NEW YORK (Reuters) - The average U.S. price for a gallon of regular gasoline took its biggest drop since 2008 in the past two weeks, due to lower crude oil prices, a big price drop in pump prices in California and Hurricane Sandy, according to a widely followed survey released on Sunday.
Gasoline prices averaged $3.5454 per gallon on November 2, down 20.75 cents from October 19 when drivers were paying $3.7529 at the pump, Lundberg said.
The decline was the biggest two-week price drop since the survey recorded a 21.9 cents price decline December 5, 2008 due to a crash in petroleum demand during the global recession.
Even though many people had to line up for gasoline for hours after Sandy devastated much of the Northeast coast, the storm played a part in the price decline as many would-be consumers were not able to travel as a result, according Trilby Lundberg, editor of the Lundberg Survey.
Lundberg also cited the seasonal dip in demand that typically comes after August.
While demand appeared to be very high for gasoline in New York and New Jersey after the storm, Lundberg said that purchases were down because many people could not get to fuel.
However, supply shortages were not causing an increase in the average price of gasoline, according Lundberg.
"There is a fear among retailers that they will be accused and prosecuted for price gouging if they raise prices enough to prevent running out," she said, adding that the problems would be unlikely to end soon.
"It's going to be a long and hard recovery for infrastructure and fuel supply but also for fuel demand," Lundberg said.
Another reason for the total U.S. price decline in the latest survey is California, the biggest state consumer, where pump prices fell 49 cents in past two weeks after an extreme price increase a month ago because of refinery problems.
The November 2 survey shows that gas prices have fallen a total of 29.21 cents in the last month, Lundberg said.

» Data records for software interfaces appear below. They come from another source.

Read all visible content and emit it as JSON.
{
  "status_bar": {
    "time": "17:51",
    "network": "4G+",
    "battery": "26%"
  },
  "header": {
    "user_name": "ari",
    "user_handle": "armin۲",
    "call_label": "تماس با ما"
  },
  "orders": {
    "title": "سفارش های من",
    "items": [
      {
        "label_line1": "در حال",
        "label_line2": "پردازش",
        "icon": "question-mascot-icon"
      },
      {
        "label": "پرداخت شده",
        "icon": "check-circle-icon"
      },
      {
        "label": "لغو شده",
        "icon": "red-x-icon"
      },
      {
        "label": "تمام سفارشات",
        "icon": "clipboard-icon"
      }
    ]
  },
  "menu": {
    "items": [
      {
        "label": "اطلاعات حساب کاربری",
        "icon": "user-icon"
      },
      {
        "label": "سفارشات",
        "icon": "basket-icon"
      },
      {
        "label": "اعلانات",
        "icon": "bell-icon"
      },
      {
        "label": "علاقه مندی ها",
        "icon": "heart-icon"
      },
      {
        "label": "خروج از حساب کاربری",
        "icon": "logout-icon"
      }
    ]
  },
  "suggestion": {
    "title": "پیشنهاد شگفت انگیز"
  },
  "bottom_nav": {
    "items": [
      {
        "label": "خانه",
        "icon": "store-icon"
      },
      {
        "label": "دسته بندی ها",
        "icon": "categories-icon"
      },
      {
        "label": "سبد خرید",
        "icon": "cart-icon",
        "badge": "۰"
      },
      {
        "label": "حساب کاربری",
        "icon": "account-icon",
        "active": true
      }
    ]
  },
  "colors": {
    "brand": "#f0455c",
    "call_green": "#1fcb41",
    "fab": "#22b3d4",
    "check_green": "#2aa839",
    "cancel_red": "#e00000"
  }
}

The highest prices for regular gasoline recorded in the November 2 survey were in San Francisco at $4.05 a gallon, while drivers in Memphis, Tennessee were paying the least at $3.11 per gallon.
(Reporting By Sinead Carew; Editing by Marguerita Choy)